▶ [Exercise requirements] Leaving the pictures aside, restate all of the data exactly.

▶ [Data]
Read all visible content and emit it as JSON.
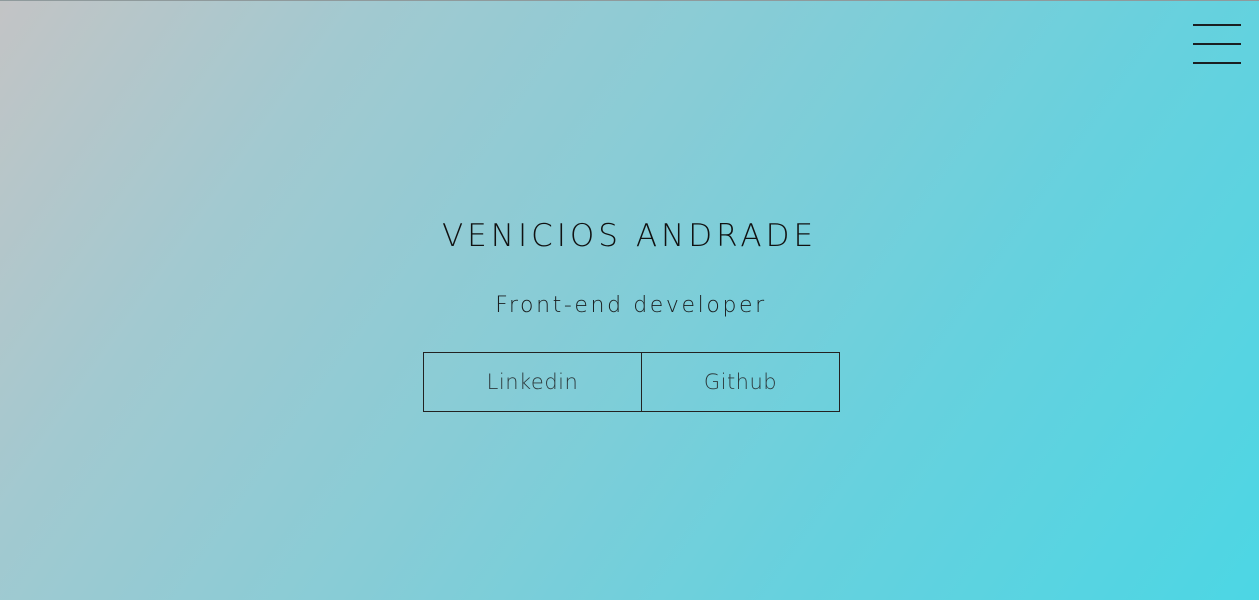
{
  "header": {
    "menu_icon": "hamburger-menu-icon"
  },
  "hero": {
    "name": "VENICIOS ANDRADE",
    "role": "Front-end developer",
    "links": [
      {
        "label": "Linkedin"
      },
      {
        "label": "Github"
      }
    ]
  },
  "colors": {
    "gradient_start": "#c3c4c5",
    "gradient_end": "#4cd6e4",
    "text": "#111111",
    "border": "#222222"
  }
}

▶ [Problem solution]
Read all visible content and emit it as JSON.
{
  "header": {
    "menu_icon": "hamburger-menu-icon"
  },
  "hero": {
    "name": "VENICIOS ANDRADE",
    "role": "Front-end developer",
    "links": [
      {
        "label": "Linkedin"
      },
      {
        "label": "Github"
      }
    ]
  },
  "colors": {
    "gradient_start": "#c3c4c5",
    "gradient_end": "#4cd6e4",
    "text": "#111111",
    "border": "#222222"
  }
}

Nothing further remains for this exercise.